- Plural of armpit
The axilla (or armpit, underarm, or oxter) is the area on the human body directly under the joint where the arm connects to the shoulder.
BoundariesAnatomically, the boundaries are as follows:
The contents of the axilla include the axillary vein and artery, as well as the brachial plexus, lymph nodes and fat.
Underarm hairUnderarm hair usually grows in the underarms of both females and males, beginning in adolescence.
In modern Western culture, it is common for women to remove underarm hair for aesthetic reasons, while men tend to keep it. Throughout the feminist movement, previously in the hippie culture, and in some areas of the punk rock scene, some women choose to keep their underarm hair for a variety of reasons, from subversion to egalitarianism to comfort.
Body odorBody odor develops in the underarms due in part to the waste products of microorganisms that feed on sebum, the fatty secretions produced by apocrine glands.
A wide variety of deodorant and antiperspirant products are sold for the purpose of mitigating this odor.
Cultural significanceThe underarms are among the locations in the human body which are most vulnerable to tickling.
The sexual attraction to the underarms is called axillism.

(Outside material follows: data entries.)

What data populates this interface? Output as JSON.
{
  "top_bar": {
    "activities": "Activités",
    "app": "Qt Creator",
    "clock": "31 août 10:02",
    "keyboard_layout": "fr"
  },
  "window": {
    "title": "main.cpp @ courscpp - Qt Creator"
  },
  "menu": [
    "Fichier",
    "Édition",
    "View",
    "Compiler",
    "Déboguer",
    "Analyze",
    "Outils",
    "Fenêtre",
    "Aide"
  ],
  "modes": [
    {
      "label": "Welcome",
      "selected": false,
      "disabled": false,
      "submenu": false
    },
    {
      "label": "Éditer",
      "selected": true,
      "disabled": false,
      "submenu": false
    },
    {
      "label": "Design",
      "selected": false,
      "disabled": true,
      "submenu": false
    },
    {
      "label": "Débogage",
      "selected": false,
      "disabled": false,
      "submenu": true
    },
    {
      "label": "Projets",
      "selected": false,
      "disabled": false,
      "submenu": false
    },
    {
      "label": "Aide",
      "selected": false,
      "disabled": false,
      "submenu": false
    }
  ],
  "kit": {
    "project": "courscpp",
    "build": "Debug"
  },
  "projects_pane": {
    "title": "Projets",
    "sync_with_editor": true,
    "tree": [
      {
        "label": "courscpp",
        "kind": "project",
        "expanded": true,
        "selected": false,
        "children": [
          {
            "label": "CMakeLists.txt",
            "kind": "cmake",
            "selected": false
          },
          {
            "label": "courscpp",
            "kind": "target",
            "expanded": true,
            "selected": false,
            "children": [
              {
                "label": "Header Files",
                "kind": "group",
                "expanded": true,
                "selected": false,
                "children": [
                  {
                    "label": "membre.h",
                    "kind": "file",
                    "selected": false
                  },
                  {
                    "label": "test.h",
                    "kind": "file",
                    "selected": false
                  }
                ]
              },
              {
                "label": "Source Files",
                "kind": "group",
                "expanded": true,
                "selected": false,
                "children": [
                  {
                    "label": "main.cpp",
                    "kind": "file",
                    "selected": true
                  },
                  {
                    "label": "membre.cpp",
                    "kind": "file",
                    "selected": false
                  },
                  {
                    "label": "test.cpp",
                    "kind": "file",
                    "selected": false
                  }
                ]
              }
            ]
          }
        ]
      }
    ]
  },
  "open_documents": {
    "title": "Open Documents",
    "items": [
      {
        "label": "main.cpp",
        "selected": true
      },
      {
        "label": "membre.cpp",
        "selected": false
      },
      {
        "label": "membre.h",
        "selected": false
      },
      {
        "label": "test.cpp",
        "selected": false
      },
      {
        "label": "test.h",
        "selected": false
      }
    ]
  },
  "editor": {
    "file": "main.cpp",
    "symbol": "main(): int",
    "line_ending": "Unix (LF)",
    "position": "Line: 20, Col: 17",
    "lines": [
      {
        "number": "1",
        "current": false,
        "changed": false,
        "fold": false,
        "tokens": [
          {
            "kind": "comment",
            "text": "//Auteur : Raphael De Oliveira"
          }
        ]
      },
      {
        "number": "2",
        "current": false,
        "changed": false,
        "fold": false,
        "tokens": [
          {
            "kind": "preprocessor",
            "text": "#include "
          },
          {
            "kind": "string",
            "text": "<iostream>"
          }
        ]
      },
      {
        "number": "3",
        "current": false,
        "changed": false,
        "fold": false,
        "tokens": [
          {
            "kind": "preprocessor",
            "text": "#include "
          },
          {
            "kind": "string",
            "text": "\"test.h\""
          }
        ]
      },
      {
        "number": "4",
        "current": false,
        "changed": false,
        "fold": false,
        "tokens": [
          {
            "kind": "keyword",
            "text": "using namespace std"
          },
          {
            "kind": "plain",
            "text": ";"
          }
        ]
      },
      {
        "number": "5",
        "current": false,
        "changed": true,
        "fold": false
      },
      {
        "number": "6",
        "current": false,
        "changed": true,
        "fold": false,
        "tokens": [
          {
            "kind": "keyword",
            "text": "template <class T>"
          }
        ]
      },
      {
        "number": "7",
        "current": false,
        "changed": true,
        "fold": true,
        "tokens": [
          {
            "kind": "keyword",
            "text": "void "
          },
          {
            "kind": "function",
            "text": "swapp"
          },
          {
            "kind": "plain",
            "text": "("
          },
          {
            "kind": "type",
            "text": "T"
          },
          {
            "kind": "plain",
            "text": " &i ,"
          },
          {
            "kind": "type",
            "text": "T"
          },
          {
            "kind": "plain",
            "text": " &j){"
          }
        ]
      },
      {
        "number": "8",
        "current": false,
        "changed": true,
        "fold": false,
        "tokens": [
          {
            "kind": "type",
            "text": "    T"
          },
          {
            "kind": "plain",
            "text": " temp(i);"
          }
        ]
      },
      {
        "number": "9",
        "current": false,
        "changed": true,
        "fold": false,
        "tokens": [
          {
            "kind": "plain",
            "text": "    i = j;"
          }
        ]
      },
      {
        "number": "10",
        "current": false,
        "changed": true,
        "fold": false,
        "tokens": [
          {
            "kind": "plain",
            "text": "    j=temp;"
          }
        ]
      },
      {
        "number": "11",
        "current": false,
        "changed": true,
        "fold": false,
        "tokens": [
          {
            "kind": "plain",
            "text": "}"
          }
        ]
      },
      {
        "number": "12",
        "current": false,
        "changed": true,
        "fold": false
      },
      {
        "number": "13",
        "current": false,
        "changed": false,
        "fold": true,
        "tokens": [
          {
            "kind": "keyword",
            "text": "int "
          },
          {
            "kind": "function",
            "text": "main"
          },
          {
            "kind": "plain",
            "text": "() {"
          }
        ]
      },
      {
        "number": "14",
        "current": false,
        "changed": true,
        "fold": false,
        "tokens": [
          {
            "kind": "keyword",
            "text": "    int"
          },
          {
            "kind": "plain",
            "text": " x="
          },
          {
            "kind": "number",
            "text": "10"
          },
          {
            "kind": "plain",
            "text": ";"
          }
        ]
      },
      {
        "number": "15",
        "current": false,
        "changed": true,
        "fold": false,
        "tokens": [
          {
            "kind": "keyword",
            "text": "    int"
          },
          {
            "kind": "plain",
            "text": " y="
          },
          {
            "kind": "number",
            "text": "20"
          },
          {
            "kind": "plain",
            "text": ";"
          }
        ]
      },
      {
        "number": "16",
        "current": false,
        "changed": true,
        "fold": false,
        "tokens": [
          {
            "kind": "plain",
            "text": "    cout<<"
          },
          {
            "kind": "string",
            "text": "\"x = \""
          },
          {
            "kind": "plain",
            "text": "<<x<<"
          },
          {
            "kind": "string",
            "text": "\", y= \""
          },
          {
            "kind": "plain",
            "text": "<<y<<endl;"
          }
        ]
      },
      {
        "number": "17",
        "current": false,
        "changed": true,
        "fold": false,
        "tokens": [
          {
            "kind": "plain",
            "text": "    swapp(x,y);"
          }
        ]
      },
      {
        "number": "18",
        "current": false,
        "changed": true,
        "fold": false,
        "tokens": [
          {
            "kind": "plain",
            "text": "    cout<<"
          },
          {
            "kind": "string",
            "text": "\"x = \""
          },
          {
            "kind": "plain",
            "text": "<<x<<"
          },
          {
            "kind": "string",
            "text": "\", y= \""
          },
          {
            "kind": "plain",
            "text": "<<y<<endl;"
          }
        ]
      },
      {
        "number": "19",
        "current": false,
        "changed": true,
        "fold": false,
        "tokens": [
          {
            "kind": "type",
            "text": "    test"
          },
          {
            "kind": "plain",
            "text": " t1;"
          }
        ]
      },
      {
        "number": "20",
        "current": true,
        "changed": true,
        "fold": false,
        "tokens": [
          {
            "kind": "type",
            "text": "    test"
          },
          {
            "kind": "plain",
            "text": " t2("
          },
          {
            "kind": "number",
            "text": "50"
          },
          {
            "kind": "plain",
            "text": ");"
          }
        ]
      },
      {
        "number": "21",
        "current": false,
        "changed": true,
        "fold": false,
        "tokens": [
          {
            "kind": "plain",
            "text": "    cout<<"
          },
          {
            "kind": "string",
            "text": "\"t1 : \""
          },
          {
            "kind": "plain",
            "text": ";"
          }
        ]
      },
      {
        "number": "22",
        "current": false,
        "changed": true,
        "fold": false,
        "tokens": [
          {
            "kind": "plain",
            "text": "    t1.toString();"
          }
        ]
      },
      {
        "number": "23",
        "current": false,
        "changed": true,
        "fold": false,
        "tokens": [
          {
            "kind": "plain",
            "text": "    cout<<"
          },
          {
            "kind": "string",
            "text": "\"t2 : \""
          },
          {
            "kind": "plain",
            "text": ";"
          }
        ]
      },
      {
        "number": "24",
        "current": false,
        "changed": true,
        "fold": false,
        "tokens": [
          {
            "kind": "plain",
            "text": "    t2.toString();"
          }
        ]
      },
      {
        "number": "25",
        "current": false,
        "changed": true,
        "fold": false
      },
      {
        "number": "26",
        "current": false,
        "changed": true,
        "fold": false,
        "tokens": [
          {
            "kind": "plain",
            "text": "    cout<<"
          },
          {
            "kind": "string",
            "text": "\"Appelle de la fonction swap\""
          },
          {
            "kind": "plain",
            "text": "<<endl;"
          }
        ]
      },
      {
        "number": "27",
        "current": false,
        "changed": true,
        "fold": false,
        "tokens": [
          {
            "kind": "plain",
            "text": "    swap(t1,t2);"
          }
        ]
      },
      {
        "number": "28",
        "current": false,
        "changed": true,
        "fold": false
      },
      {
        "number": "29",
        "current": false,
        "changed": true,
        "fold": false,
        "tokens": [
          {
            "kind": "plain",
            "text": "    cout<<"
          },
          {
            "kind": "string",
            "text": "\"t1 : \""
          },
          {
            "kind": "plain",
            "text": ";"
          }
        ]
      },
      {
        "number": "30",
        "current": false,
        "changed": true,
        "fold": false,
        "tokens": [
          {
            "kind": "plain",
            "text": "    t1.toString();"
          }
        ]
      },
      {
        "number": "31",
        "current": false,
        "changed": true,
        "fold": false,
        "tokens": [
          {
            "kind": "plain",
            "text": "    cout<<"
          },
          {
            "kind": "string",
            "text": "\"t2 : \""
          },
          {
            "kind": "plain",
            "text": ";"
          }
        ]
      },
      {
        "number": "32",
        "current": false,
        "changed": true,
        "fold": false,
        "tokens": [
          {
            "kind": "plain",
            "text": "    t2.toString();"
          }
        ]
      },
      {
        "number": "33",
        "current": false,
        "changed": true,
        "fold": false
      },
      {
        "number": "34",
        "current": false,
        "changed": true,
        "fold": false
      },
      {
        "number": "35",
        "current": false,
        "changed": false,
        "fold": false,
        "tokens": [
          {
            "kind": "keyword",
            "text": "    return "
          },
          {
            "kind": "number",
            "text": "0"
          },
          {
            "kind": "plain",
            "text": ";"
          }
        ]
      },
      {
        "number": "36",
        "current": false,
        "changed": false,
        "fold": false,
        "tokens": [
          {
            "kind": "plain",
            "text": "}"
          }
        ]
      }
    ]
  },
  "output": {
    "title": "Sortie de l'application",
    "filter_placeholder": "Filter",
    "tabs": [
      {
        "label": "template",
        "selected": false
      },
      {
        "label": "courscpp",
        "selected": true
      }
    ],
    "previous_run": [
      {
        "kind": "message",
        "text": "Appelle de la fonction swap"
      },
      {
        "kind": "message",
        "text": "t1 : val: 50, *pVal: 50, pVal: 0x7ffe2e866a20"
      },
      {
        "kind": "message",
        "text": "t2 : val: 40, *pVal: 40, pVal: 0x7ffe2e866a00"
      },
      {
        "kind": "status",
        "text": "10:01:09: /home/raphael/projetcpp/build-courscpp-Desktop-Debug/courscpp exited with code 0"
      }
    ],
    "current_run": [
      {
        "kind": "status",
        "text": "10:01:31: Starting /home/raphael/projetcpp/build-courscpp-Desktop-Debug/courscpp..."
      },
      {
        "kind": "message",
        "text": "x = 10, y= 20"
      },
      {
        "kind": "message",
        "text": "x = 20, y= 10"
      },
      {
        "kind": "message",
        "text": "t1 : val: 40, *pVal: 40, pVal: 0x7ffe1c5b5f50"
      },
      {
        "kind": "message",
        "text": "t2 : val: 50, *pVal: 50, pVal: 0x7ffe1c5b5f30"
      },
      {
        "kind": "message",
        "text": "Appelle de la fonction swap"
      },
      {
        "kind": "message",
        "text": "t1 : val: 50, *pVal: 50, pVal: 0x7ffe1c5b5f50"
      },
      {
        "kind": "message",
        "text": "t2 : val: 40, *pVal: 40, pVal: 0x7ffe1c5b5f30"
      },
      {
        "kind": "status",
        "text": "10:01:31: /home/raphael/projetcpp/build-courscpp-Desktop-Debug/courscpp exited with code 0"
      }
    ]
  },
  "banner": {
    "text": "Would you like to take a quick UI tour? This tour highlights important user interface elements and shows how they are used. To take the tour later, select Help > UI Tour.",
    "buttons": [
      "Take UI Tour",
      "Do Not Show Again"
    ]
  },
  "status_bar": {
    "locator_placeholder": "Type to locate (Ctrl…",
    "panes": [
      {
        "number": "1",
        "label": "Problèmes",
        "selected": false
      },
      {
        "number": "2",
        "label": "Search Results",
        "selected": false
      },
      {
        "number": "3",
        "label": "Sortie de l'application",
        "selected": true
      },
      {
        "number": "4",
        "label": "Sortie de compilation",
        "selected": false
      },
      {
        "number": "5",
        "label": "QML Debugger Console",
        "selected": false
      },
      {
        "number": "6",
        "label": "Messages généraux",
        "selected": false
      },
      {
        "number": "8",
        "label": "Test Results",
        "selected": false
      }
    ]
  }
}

TerminologyThe term oxter, pronounced 'ock-ster' is most often used in Scotland, northern England, and Ireland. Northern Ireland generally replaces all other names of underarm for oxter.
The term "underarm" only refers to the outer surface of the axilla. However, the terms are sometimes used interchangeably in casual contexts.
Colloquially, armpit refers to an object or place which is smelly, greasy or otherwise undesirable.
armpits in Arabic: إبط
armpits in Guarani: Jyvaguy
armpits in German: Achsel
armpits in Spanish: Axila
armpits in Esperanto: Akselo
armpits in French: Aisselle
armpits in Scottish Gaelic: Achlais
armpits in Korean: 겨드랑이
armpits in Indonesian: Ketiak
armpits in Italian: Ascella (anatomia)
armpits in Latin: Axilla
armpits in Lithuanian: Pažastis
armpits in Dutch: Oksel
armpits in Japanese: 脇
armpits in Polish: Dół pachowy
armpits in Portuguese: Axila
armpits in Sicilian: Ascidda
armpits in Finnish: Kainalo
armpits in Swedish: Armhåla
armpits in Tagalog: Kilikili